**INFORMATION SUPPLIED**
○ ○ ○

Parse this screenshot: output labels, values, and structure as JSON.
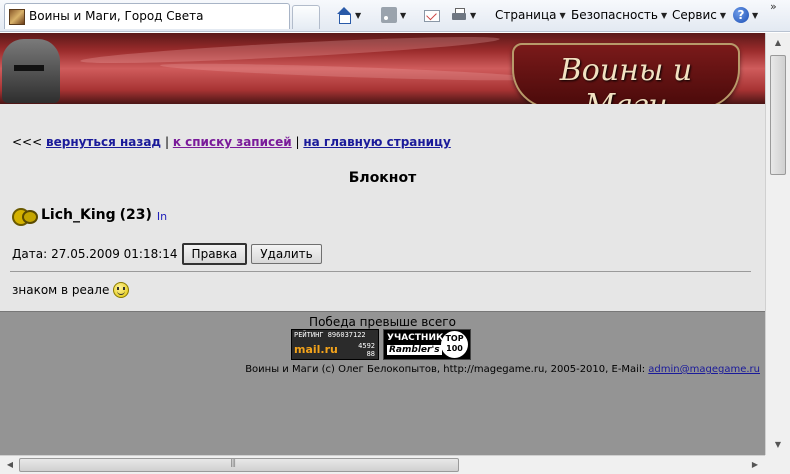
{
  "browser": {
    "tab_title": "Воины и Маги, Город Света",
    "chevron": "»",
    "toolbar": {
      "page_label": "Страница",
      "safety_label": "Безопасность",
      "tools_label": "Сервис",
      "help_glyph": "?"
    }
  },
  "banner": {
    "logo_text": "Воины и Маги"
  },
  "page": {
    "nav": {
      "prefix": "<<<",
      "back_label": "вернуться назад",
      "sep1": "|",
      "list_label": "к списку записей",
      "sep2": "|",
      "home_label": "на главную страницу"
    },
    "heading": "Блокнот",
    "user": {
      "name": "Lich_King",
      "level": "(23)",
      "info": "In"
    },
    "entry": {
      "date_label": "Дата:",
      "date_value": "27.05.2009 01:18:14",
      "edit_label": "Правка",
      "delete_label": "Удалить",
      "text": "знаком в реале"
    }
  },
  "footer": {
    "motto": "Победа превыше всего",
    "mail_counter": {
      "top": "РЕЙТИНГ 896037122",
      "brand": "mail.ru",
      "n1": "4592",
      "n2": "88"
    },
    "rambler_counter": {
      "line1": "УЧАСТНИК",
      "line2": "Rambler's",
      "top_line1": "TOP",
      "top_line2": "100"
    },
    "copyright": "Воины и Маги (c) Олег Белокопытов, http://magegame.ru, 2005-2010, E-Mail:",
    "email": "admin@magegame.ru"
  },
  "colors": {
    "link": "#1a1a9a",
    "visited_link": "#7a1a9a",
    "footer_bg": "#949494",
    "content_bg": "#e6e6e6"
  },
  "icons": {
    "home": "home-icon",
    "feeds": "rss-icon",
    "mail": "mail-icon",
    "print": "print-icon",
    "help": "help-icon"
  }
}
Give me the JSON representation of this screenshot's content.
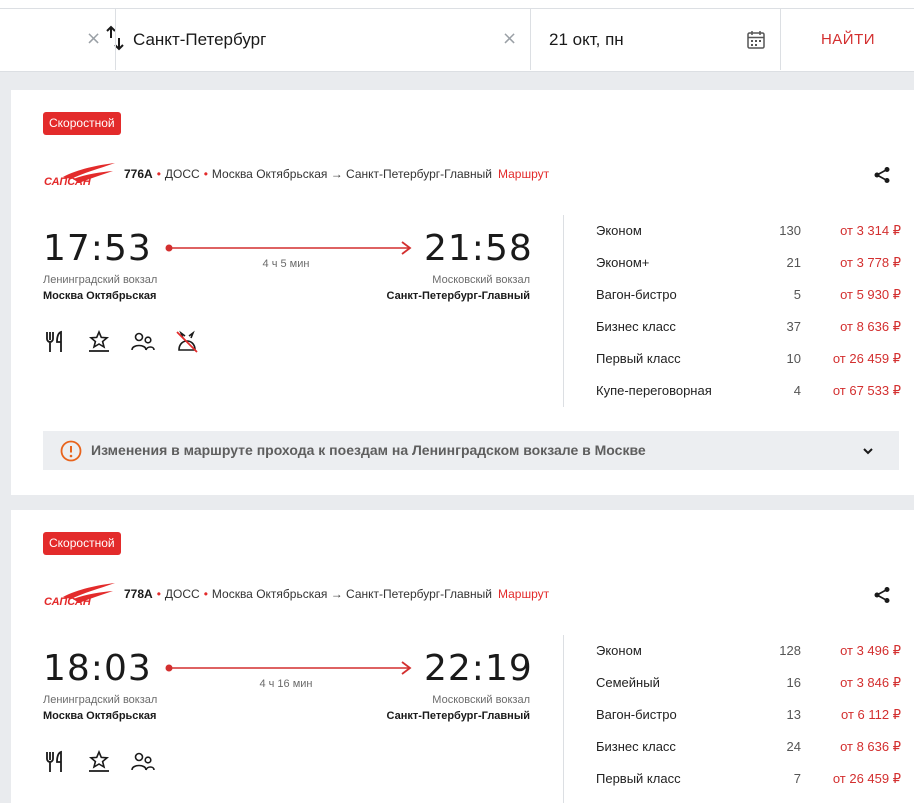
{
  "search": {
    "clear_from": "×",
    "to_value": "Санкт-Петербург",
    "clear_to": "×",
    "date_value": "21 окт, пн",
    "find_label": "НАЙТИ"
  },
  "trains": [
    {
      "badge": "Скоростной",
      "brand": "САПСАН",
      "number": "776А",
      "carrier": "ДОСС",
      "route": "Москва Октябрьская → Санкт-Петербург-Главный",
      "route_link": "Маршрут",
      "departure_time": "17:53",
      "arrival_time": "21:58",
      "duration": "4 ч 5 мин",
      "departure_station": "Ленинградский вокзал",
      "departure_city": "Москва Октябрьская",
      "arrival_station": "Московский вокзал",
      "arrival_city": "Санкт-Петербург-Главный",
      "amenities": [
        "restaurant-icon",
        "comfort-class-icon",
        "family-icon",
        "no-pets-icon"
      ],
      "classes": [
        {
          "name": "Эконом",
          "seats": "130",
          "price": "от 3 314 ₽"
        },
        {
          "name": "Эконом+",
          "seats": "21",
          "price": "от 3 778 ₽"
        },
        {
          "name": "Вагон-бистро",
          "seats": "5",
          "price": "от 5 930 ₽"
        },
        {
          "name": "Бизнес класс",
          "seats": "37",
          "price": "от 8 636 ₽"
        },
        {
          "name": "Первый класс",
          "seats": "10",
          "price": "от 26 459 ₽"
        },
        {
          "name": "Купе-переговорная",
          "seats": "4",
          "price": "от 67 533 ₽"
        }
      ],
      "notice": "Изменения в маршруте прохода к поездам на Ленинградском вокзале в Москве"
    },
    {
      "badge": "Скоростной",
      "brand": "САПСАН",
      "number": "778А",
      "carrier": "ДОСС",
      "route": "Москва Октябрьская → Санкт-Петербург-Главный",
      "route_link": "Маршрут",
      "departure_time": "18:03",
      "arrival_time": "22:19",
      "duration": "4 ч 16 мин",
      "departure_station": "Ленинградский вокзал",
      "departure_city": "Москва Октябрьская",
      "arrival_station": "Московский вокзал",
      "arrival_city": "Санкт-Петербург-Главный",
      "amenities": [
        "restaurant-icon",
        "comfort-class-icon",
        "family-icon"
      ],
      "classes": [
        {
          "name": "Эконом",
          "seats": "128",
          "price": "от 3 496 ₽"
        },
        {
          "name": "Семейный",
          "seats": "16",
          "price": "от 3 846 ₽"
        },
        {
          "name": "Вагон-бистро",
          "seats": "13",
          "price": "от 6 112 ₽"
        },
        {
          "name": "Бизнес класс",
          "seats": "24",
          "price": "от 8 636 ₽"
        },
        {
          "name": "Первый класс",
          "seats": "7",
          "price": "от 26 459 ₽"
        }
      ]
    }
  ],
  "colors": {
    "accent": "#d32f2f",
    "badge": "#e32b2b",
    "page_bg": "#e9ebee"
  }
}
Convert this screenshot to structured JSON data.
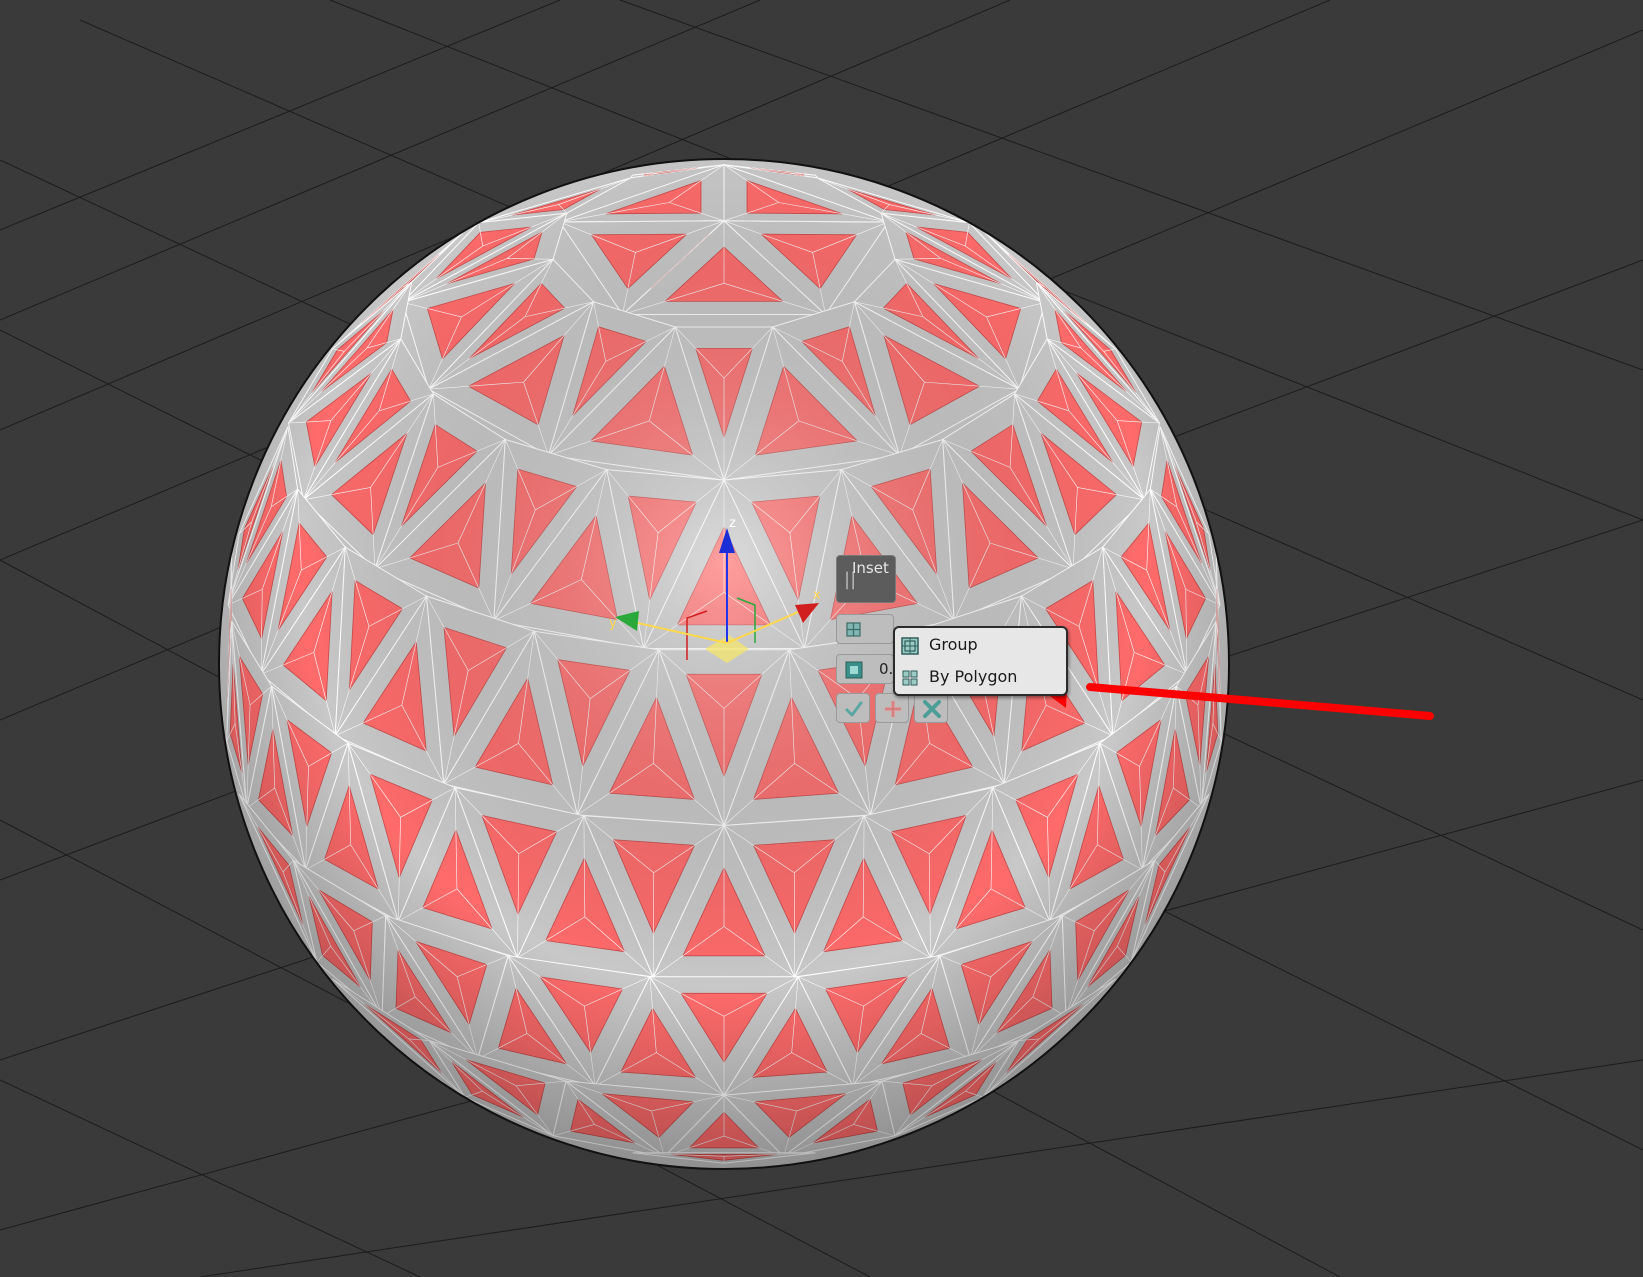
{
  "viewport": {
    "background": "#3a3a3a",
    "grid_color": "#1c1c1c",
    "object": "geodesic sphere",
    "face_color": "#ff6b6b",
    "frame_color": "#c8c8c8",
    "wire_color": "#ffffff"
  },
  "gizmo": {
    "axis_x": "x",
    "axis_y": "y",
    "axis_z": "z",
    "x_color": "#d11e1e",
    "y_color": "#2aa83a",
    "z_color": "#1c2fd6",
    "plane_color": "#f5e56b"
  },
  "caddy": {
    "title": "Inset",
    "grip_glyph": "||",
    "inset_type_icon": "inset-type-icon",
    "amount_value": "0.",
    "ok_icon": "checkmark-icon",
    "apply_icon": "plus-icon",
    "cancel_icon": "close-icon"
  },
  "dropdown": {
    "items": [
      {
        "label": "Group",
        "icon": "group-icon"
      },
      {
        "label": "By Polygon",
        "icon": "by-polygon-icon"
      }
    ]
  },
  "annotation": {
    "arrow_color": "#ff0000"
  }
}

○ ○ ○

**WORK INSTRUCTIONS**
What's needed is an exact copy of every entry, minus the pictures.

**ANSWER TO THIS TASK**
Parse this screenshot: output labels, values, and structure as JSON.
{
  "browser": {
    "tab_title": "Воины и Маги, Город Света",
    "chevron": "»",
    "toolbar": {
      "page_label": "Страница",
      "safety_label": "Безопасность",
      "tools_label": "Сервис",
      "help_glyph": "?"
    }
  },
  "banner": {
    "logo_text": "Воины и Маги"
  },
  "page": {
    "nav": {
      "prefix": "<<<",
      "back_label": "вернуться назад",
      "sep1": "|",
      "list_label": "к списку записей",
      "sep2": "|",
      "home_label": "на главную страницу"
    },
    "heading": "Блокнот",
    "user": {
      "name": "Lich_King",
      "level": "(23)",
      "info": "In"
    },
    "entry": {
      "date_label": "Дата:",
      "date_value": "27.05.2009 01:18:14",
      "edit_label": "Правка",
      "delete_label": "Удалить",
      "text": "знаком в реале"
    }
  },
  "footer": {
    "motto": "Победа превыше всего",
    "mail_counter": {
      "top": "РЕЙТИНГ 896037122",
      "brand": "mail.ru",
      "n1": "4592",
      "n2": "88"
    },
    "rambler_counter": {
      "line1": "УЧАСТНИК",
      "line2": "Rambler's",
      "top_line1": "TOP",
      "top_line2": "100"
    },
    "copyright": "Воины и Маги (c) Олег Белокопытов, http://magegame.ru, 2005-2010, E-Mail:",
    "email": "admin@magegame.ru"
  },
  "colors": {
    "link": "#1a1a9a",
    "visited_link": "#7a1a9a",
    "footer_bg": "#949494",
    "content_bg": "#e6e6e6"
  },
  "icons": {
    "home": "home-icon",
    "feeds": "rss-icon",
    "mail": "mail-icon",
    "print": "print-icon",
    "help": "help-icon"
  }
}
Give me the JSON representation of this screenshot's content.
{
  "search": {
    "clear_from": "×",
    "to_value": "Санкт-Петербург",
    "clear_to": "×",
    "date_value": "21 окт, пн",
    "find_label": "НАЙТИ"
  },
  "trains": [
    {
      "badge": "Скоростной",
      "brand": "САПСАН",
      "number": "776А",
      "carrier": "ДОСС",
      "route": "Москва Октябрьская → Санкт-Петербург-Главный",
      "route_link": "Маршрут",
      "departure_time": "17:53",
      "arrival_time": "21:58",
      "duration": "4 ч 5 мин",
      "departure_station": "Ленинградский вокзал",
      "departure_city": "Москва Октябрьская",
      "arrival_station": "Московский вокзал",
      "arrival_city": "Санкт-Петербург-Главный",
      "amenities": [
        "restaurant-icon",
        "comfort-class-icon",
        "family-icon",
        "no-pets-icon"
      ],
      "classes": [
        {
          "name": "Эконом",
          "seats": "130",
          "price": "от 3 314 ₽"
        },
        {
          "name": "Эконом+",
          "seats": "21",
          "price": "от 3 778 ₽"
        },
        {
          "name": "Вагон-бистро",
          "seats": "5",
          "price": "от 5 930 ₽"
        },
        {
          "name": "Бизнес класс",
          "seats": "37",
          "price": "от 8 636 ₽"
        },
        {
          "name": "Первый класс",
          "seats": "10",
          "price": "от 26 459 ₽"
        },
        {
          "name": "Купе-переговорная",
          "seats": "4",
          "price": "от 67 533 ₽"
        }
      ],
      "notice": "Изменения в маршруте прохода к поездам на Ленинградском вокзале в Москве"
    },
    {
      "badge": "Скоростной",
      "brand": "САПСАН",
      "number": "778А",
      "carrier": "ДОСС",
      "route": "Москва Октябрьская → Санкт-Петербург-Главный",
      "route_link": "Маршрут",
      "departure_time": "18:03",
      "arrival_time": "22:19",
      "duration": "4 ч 16 мин",
      "departure_station": "Ленинградский вокзал",
      "departure_city": "Москва Октябрьская",
      "arrival_station": "Московский вокзал",
      "arrival_city": "Санкт-Петербург-Главный",
      "amenities": [
        "restaurant-icon",
        "comfort-class-icon",
        "family-icon"
      ],
      "classes": [
        {
          "name": "Эконом",
          "seats": "128",
          "price": "от 3 496 ₽"
        },
        {
          "name": "Семейный",
          "seats": "16",
          "price": "от 3 846 ₽"
        },
        {
          "name": "Вагон-бистро",
          "seats": "13",
          "price": "от 6 112 ₽"
        },
        {
          "name": "Бизнес класс",
          "seats": "24",
          "price": "от 8 636 ₽"
        },
        {
          "name": "Первый класс",
          "seats": "7",
          "price": "от 26 459 ₽"
        }
      ]
    }
  ],
  "colors": {
    "accent": "#d32f2f",
    "badge": "#e32b2b",
    "page_bg": "#e9ebee"
  }
}
Convert this screenshot to structured JSON data.
{
  "viewport": {
    "background": "#3a3a3a",
    "grid_color": "#1c1c1c",
    "object": "geodesic sphere",
    "face_color": "#ff6b6b",
    "frame_color": "#c8c8c8",
    "wire_color": "#ffffff"
  },
  "gizmo": {
    "axis_x": "x",
    "axis_y": "y",
    "axis_z": "z",
    "x_color": "#d11e1e",
    "y_color": "#2aa83a",
    "z_color": "#1c2fd6",
    "plane_color": "#f5e56b"
  },
  "caddy": {
    "title": "Inset",
    "grip_glyph": "||",
    "inset_type_icon": "inset-type-icon",
    "amount_value": "0.",
    "ok_icon": "checkmark-icon",
    "apply_icon": "plus-icon",
    "cancel_icon": "close-icon"
  },
  "dropdown": {
    "items": [
      {
        "label": "Group",
        "icon": "group-icon"
      },
      {
        "label": "By Polygon",
        "icon": "by-polygon-icon"
      }
    ]
  },
  "annotation": {
    "arrow_color": "#ff0000"
  }
}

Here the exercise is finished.